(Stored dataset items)

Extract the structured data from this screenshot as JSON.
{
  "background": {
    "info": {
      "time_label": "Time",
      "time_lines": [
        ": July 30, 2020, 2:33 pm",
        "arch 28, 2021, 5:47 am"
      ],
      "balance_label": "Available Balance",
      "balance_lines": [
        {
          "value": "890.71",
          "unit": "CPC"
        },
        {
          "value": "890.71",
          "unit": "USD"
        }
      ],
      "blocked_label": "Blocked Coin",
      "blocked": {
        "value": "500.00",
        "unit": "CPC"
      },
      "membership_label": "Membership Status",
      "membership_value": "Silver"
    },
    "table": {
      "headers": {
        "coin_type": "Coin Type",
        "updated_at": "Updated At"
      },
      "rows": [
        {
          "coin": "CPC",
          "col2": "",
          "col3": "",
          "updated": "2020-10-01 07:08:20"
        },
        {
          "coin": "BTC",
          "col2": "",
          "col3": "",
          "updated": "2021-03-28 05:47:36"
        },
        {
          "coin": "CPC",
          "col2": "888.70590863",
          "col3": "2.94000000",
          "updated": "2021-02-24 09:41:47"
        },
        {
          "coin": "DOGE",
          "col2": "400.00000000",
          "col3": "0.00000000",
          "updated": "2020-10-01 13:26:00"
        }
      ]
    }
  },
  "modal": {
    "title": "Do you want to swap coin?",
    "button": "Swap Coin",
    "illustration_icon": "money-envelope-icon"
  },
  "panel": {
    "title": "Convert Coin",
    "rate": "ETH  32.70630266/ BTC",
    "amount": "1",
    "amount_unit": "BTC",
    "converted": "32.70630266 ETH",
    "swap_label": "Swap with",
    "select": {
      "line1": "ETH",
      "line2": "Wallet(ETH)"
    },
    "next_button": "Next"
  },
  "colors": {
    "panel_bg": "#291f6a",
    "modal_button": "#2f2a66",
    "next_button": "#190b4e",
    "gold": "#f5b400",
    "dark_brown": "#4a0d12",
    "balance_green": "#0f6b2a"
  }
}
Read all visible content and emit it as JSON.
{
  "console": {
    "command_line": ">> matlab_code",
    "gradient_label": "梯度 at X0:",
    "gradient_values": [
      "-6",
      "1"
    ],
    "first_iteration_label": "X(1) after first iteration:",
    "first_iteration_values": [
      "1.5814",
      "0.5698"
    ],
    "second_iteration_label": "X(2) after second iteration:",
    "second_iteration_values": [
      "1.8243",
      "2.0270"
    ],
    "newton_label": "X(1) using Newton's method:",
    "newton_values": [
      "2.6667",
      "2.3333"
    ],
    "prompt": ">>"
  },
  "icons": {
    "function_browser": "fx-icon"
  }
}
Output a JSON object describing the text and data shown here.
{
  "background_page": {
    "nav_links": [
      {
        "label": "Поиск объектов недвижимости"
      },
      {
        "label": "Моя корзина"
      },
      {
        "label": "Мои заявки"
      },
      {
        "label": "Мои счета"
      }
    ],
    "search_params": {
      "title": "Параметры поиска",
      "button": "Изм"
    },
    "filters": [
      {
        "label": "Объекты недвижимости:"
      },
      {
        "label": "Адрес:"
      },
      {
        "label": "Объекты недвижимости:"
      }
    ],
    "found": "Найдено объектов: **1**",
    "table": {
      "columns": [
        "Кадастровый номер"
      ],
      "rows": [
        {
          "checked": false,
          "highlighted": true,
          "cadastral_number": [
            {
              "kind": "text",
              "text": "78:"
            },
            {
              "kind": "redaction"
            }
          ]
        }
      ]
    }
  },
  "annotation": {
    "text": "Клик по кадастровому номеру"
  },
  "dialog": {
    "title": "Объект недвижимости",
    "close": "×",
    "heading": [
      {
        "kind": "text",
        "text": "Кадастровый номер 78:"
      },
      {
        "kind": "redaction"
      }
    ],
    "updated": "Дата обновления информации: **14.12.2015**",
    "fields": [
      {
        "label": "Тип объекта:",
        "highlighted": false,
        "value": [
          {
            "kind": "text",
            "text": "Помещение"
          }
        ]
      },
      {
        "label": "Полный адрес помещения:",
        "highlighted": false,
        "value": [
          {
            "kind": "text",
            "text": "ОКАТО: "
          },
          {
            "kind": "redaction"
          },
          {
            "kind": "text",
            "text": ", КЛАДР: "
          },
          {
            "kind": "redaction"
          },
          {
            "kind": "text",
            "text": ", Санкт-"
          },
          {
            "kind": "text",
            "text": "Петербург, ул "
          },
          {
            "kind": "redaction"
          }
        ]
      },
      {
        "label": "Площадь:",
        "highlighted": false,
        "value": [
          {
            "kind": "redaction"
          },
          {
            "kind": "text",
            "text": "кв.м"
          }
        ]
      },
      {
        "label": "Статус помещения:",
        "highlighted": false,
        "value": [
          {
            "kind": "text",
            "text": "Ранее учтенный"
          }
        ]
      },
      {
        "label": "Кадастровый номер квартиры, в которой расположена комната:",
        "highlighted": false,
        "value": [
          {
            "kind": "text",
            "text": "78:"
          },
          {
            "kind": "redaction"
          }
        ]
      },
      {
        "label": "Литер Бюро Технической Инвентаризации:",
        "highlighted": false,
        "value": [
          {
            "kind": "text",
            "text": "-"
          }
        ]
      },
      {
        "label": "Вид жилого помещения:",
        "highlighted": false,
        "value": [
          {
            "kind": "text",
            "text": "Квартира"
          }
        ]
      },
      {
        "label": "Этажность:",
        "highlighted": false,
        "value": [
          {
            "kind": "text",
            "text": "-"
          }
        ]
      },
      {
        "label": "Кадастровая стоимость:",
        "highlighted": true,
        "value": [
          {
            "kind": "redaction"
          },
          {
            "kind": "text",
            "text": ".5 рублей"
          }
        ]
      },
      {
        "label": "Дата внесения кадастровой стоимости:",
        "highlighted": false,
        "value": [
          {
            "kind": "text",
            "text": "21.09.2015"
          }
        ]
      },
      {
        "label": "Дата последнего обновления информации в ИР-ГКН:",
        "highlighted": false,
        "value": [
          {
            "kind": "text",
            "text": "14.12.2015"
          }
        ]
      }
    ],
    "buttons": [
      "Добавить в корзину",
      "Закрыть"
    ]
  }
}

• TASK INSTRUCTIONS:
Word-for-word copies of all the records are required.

• WRITTEN REPLY:
Extract the structured data from this screenshot as JSON.
{
  "background": {
    "info": {
      "time_label": "Time",
      "time_lines": [
        ": July 30, 2020, 2:33 pm",
        "arch 28, 2021, 5:47 am"
      ],
      "balance_label": "Available Balance",
      "balance_lines": [
        {
          "value": "890.71",
          "unit": "CPC"
        },
        {
          "value": "890.71",
          "unit": "USD"
        }
      ],
      "blocked_label": "Blocked Coin",
      "blocked": {
        "value": "500.00",
        "unit": "CPC"
      },
      "membership_label": "Membership Status",
      "membership_value": "Silver"
    },
    "table": {
      "headers": {
        "coin_type": "Coin Type",
        "updated_at": "Updated At"
      },
      "rows": [
        {
          "coin": "CPC",
          "col2": "",
          "col3": "",
          "updated": "2020-10-01 07:08:20"
        },
        {
          "coin": "BTC",
          "col2": "",
          "col3": "",
          "updated": "2021-03-28 05:47:36"
        },
        {
          "coin": "CPC",
          "col2": "888.70590863",
          "col3": "2.94000000",
          "updated": "2021-02-24 09:41:47"
        },
        {
          "coin": "DOGE",
          "col2": "400.00000000",
          "col3": "0.00000000",
          "updated": "2020-10-01 13:26:00"
        }
      ]
    }
  },
  "modal": {
    "title": "Do you want to swap coin?",
    "button": "Swap Coin",
    "illustration_icon": "money-envelope-icon"
  },
  "panel": {
    "title": "Convert Coin",
    "rate": "ETH  32.70630266/ BTC",
    "amount": "1",
    "amount_unit": "BTC",
    "converted": "32.70630266 ETH",
    "swap_label": "Swap with",
    "select": {
      "line1": "ETH",
      "line2": "Wallet(ETH)"
    },
    "next_button": "Next"
  },
  "colors": {
    "panel_bg": "#291f6a",
    "modal_button": "#2f2a66",
    "next_button": "#190b4e",
    "gold": "#f5b400",
    "dark_brown": "#4a0d12",
    "balance_green": "#0f6b2a"
  }
}
Read all visible content and emit it as JSON.
{
  "console": {
    "command_line": ">> matlab_code",
    "gradient_label": "梯度 at X0:",
    "gradient_values": [
      "-6",
      "1"
    ],
    "first_iteration_label": "X(1) after first iteration:",
    "first_iteration_values": [
      "1.5814",
      "0.5698"
    ],
    "second_iteration_label": "X(2) after second iteration:",
    "second_iteration_values": [
      "1.8243",
      "2.0270"
    ],
    "newton_label": "X(1) using Newton's method:",
    "newton_values": [
      "2.6667",
      "2.3333"
    ],
    "prompt": ">>"
  },
  "icons": {
    "function_browser": "fx-icon"
  }
}
Output a JSON object describing the text and data shown here.
{
  "background_page": {
    "nav_links": [
      {
        "label": "Поиск объектов недвижимости"
      },
      {
        "label": "Моя корзина"
      },
      {
        "label": "Мои заявки"
      },
      {
        "label": "Мои счета"
      }
    ],
    "search_params": {
      "title": "Параметры поиска",
      "button": "Изм"
    },
    "filters": [
      {
        "label": "Объекты недвижимости:"
      },
      {
        "label": "Адрес:"
      },
      {
        "label": "Объекты недвижимости:"
      }
    ],
    "found": "Найдено объектов: **1**",
    "table": {
      "columns": [
        "Кадастровый номер"
      ],
      "rows": [
        {
          "checked": false,
          "highlighted": true,
          "cadastral_number": [
            {
              "kind": "text",
              "text": "78:"
            },
            {
              "kind": "redaction"
            }
          ]
        }
      ]
    }
  },
  "annotation": {
    "text": "Клик по кадастровому номеру"
  },
  "dialog": {
    "title": "Объект недвижимости",
    "close": "×",
    "heading": [
      {
        "kind": "text",
        "text": "Кадастровый номер 78:"
      },
      {
        "kind": "redaction"
      }
    ],
    "updated": "Дата обновления информации: **14.12.2015**",
    "fields": [
      {
        "label": "Тип объекта:",
        "highlighted": false,
        "value": [
          {
            "kind": "text",
            "text": "Помещение"
          }
        ]
      },
      {
        "label": "Полный адрес помещения:",
        "highlighted": false,
        "value": [
          {
            "kind": "text",
            "text": "ОКАТО: "
          },
          {
            "kind": "redaction"
          },
          {
            "kind": "text",
            "text": ", КЛАДР: "
          },
          {
            "kind": "redaction"
          },
          {
            "kind": "text",
            "text": ", Санкт-"
          },
          {
            "kind": "text",
            "text": "Петербург, ул "
          },
          {
            "kind": "redaction"
          }
        ]
      },
      {
        "label": "Площадь:",
        "highlighted": false,
        "value": [
          {
            "kind": "redaction"
          },
          {
            "kind": "text",
            "text": "кв.м"
          }
        ]
      },
      {
        "label": "Статус помещения:",
        "highlighted": false,
        "value": [
          {
            "kind": "text",
            "text": "Ранее учтенный"
          }
        ]
      },
      {
        "label": "Кадастровый номер квартиры, в которой расположена комната:",
        "highlighted": false,
        "value": [
          {
            "kind": "text",
            "text": "78:"
          },
          {
            "kind": "redaction"
          }
        ]
      },
      {
        "label": "Литер Бюро Технической Инвентаризации:",
        "highlighted": false,
        "value": [
          {
            "kind": "text",
            "text": "-"
          }
        ]
      },
      {
        "label": "Вид жилого помещения:",
        "highlighted": false,
        "value": [
          {
            "kind": "text",
            "text": "Квартира"
          }
        ]
      },
      {
        "label": "Этажность:",
        "highlighted": false,
        "value": [
          {
            "kind": "text",
            "text": "-"
          }
        ]
      },
      {
        "label": "Кадастровая стоимость:",
        "highlighted": true,
        "value": [
          {
            "kind": "redaction"
          },
          {
            "kind": "text",
            "text": ".5 рублей"
          }
        ]
      },
      {
        "label": "Дата внесения кадастровой стоимости:",
        "highlighted": false,
        "value": [
          {
            "kind": "text",
            "text": "21.09.2015"
          }
        ]
      },
      {
        "label": "Дата последнего обновления информации в ИР-ГКН:",
        "highlighted": false,
        "value": [
          {
            "kind": "text",
            "text": "14.12.2015"
          }
        ]
      }
    ],
    "buttons": [
      "Добавить в корзину",
      "Закрыть"
    ]
  }
}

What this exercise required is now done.